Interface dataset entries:
....

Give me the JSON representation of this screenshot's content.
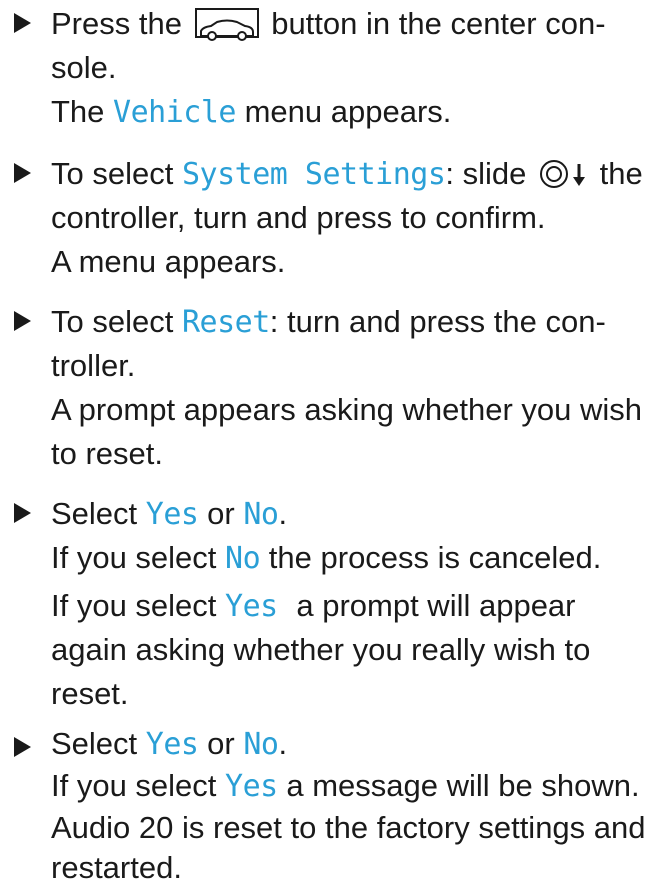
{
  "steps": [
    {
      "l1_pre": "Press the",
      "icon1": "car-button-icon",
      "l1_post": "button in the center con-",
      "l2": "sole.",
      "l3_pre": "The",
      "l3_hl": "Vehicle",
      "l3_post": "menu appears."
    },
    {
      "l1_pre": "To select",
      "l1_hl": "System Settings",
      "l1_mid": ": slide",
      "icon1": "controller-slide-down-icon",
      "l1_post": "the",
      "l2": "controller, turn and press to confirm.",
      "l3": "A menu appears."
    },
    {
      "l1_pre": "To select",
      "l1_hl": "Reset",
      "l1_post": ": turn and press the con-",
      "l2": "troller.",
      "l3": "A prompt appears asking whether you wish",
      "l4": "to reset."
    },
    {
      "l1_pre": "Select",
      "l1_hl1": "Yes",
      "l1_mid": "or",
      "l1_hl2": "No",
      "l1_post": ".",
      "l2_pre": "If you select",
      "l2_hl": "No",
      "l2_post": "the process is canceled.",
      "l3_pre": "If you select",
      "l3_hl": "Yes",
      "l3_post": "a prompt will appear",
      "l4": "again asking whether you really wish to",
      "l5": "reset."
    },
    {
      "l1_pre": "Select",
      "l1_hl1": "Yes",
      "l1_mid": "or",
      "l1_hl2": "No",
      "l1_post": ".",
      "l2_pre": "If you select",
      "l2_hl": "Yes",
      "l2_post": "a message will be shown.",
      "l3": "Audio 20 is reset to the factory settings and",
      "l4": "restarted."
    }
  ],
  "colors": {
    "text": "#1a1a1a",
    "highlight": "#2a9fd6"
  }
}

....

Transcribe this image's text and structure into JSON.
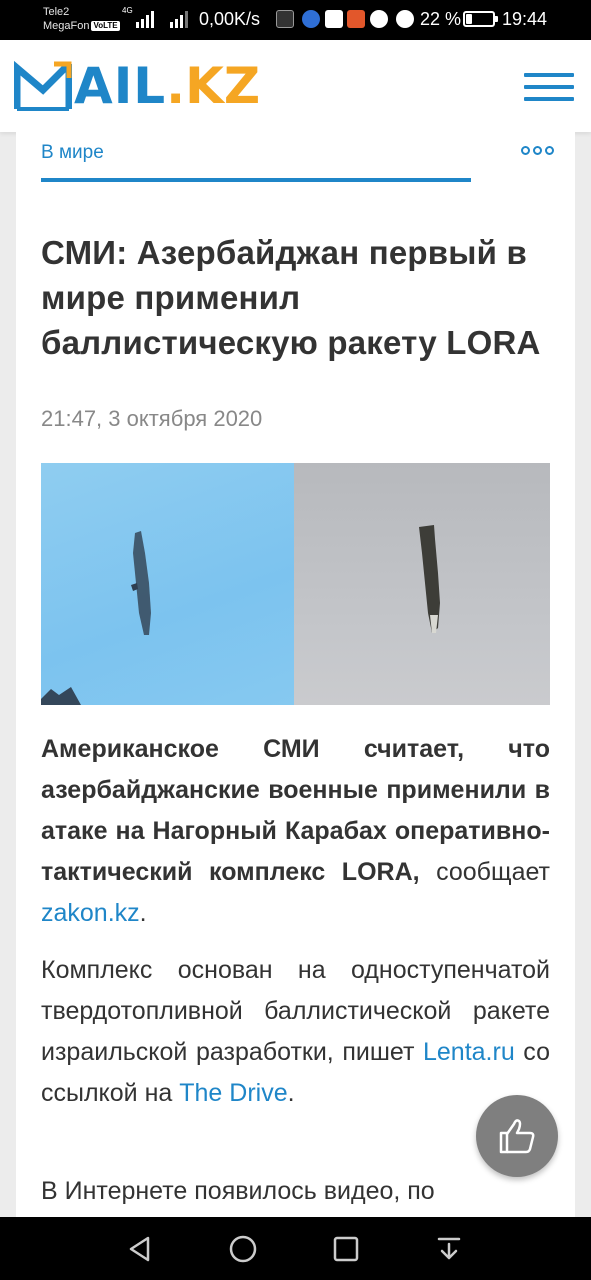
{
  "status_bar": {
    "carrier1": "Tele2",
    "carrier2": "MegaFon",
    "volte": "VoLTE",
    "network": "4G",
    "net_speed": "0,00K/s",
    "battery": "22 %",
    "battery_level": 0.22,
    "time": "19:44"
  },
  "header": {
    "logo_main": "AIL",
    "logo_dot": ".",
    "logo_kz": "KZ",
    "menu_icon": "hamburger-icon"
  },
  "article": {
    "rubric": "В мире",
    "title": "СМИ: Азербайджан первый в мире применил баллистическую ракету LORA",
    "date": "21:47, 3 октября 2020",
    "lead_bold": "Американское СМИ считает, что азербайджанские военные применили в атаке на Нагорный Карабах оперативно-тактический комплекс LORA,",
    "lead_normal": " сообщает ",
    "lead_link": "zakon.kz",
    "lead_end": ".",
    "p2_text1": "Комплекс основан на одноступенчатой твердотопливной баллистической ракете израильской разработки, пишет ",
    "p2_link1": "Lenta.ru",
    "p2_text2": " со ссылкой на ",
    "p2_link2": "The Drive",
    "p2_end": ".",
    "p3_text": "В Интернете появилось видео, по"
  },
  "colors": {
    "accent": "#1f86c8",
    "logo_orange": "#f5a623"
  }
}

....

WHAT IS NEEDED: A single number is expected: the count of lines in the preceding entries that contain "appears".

EXPECTED ANSWER: 3